The government must realize that imbalances in external accounts cannot be financed sustainably by foreign remittances
With two years under its belt, the Pakistani government of Tehreek-e-Insaf (PTI) has decided that the task of stabilizing the boat, a job it conceded after taking the reins in 2018, was now over. It was time to give up its hawkish clasp, and perhaps more importantly, its reputation. A new economic configuration has been installed, an expansionary budget established and growth promised. The ruling party was now preparing for its next election campaign, and if any macroeconomic sacrifices had to be made, the cost seemed worth bearing.
However, these aspirations seem to have come to an abrupt end. The economic scenario has shifted with such ferocity that even the most adamant optimists have come back recommending caution. Two months after the start of FY22, the current account deficit (CAD) has already exceeded its annual balance for FY21 by more than 25%. Less than six months after becoming the best-performing currency in the world, the PKR is now the worst-performing currency on the continent, hitting an all-time low in September. Pakistan’s economic team, despite its categorical assurances, is now in the spotlight to limit growing imbalances in external accounts. A difficult company, especially in the context of its direction of politically significant growth.
In what has proven to be a recurring theme during its three-year administrative tenure, the PTI government appears to have misjudged the basic details of the plot. And much like its predecessors, and despite demands for structural reform, the government has essentially neglected the fault lines in the foreign trade paradigm. He seems to have forgotten his own mantra of prioritizing a sustainable external account position over unsustainable consumer-led economic growth. By pushing for growth without first tackling the underlying imbalances in the country’s trade balance, the PTI practically sanctioned a return to the catastrophe of the external account from which it promised to save Pakistan.
One of the major problems in Pakistan’s business environment is the country’s heavy dependence on imported energy. This dependence not only makes the country extremely vulnerable to macroeconomic shocks resulting from the changing dynamics of the international energy market, but also results in a distortion of the growth base. A growth spurt almost necessarily leads to escalating inflationary pressures, without financing capital imports. In the first two months of FY22, imports of petroleum products increased by more than 86% while imports of machinery increased by less than 20%.
Whatever room for maneuver offered by healthy growth in worker remittances since the emergence of Covid-19, it has been consumed by a sharp rise in international oil prices. Oil imports are the largest import group, contributing over a fifth of the import bill. And even within oil imports, more than 50% of imports are in the form of refined products resulting in a more pronounced impact of soaring oil prices.

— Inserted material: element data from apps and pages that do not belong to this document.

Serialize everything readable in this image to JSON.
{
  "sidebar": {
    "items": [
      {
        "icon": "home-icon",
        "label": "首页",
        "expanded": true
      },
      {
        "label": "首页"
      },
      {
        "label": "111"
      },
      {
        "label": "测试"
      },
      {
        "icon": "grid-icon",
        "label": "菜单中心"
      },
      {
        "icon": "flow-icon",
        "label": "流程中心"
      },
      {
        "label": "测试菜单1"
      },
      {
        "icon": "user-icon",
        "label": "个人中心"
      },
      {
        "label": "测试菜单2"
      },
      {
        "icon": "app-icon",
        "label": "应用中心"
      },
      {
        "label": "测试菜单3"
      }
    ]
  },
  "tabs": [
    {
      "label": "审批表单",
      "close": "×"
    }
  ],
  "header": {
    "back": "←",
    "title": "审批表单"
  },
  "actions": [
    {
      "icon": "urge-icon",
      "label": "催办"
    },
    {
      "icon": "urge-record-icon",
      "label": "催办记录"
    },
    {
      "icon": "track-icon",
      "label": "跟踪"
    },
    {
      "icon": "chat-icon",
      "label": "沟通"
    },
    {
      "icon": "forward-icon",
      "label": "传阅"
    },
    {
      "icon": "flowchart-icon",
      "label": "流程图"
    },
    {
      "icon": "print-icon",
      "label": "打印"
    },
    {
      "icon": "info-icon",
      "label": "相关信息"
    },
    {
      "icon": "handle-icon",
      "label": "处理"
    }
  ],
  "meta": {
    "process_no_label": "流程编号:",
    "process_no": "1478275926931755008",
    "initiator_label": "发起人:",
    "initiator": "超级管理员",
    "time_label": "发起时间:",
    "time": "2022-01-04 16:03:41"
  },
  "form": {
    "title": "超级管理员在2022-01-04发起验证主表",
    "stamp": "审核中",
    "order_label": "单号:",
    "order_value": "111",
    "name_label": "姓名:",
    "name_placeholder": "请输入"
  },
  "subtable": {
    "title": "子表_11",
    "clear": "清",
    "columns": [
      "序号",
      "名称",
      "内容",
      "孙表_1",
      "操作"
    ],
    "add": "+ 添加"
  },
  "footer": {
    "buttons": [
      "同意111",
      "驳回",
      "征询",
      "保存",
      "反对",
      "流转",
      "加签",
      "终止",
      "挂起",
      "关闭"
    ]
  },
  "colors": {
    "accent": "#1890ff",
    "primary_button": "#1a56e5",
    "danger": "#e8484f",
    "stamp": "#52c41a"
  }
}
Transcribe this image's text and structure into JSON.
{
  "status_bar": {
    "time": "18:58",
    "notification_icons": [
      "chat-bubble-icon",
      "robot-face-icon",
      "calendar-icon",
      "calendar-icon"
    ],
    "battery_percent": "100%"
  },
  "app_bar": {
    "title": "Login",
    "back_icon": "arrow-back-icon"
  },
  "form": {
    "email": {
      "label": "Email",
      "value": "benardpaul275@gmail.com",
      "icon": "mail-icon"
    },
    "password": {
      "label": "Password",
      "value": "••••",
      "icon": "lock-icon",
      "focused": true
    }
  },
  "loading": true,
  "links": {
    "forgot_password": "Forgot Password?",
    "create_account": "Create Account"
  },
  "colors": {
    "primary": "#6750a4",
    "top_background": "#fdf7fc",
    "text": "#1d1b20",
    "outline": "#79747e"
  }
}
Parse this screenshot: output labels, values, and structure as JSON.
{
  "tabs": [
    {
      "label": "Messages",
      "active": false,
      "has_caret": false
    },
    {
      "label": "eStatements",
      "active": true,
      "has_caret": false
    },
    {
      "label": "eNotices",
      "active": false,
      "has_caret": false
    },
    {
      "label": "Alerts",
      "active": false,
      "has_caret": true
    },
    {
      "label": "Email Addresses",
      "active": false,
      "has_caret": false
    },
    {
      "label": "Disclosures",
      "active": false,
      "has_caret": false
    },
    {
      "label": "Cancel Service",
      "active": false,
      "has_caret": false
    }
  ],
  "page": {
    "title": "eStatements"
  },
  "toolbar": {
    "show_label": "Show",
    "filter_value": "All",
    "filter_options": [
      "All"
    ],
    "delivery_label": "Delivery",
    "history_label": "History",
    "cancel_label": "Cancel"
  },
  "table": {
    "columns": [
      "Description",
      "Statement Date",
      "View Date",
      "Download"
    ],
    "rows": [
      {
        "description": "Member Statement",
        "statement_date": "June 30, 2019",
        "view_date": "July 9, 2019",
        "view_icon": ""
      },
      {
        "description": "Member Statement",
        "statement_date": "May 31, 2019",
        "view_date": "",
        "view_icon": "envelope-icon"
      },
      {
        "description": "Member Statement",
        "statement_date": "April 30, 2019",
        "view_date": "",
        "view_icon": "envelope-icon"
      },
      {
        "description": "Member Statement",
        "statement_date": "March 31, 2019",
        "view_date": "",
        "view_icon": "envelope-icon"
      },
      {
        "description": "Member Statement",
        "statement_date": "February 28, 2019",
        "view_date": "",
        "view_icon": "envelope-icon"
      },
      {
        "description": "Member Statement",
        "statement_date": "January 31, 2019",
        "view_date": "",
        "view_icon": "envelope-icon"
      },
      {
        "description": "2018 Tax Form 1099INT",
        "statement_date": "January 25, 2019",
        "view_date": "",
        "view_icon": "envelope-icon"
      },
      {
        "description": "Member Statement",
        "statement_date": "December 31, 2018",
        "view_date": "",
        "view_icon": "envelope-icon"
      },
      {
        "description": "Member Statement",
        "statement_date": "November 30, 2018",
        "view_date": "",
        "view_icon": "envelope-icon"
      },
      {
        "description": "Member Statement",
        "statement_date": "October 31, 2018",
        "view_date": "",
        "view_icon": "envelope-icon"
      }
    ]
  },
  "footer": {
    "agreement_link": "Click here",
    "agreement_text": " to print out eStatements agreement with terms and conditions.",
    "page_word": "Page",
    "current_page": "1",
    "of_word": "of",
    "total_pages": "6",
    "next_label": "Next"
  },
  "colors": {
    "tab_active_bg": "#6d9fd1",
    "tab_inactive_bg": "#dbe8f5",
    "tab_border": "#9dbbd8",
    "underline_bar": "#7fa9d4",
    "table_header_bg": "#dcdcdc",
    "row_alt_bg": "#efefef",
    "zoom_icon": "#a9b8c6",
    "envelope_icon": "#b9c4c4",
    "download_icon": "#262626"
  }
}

That sustainable economic growth cannot be achieved without changing the coefficients of this equation therefore seems inevitable.
Pakistan’s economic policy-making, however, ignored any consideration to address this imbalance-inducing dynamic, opting instead for consumption-oriented growth. Vehicle imports increased by over 165% in the first two months of FY22. This shouldn’t come as a surprise, of course. The reconstitution of the energy mix and the realignment of oil imports require a long-term commitment which does not necessarily have immediate political value for the incumbent operators.
While the country’s policymakers intend to create a growth equation that is not only sustainable, but also does not inadvertently trigger external account imbalances, they must nevertheless undertake comprehensive reforms involving restructuring of energy infrastructure. The country must prioritize the abandonment of non-renewable energy sources that require a volatile load of imports. It should also ensure, perhaps through public-private partnerships, that the inevitable imports of petroleum are not directed towards refined, value-added products.
The government needs to understand that external account imbalances cannot be financed sustainably through foreign remittances, aid and debt. Pakistan must move towards a viable balance of the trade paradigm. And while export-oriented policies may be needed to improve the equation, structural disparities on the import side should not be overlooked. Policymakers need to understand that while exports can be improved through favorable regulatory interventions, the country’s economic growth potential should not be left unnecessarily exposed to external shocks.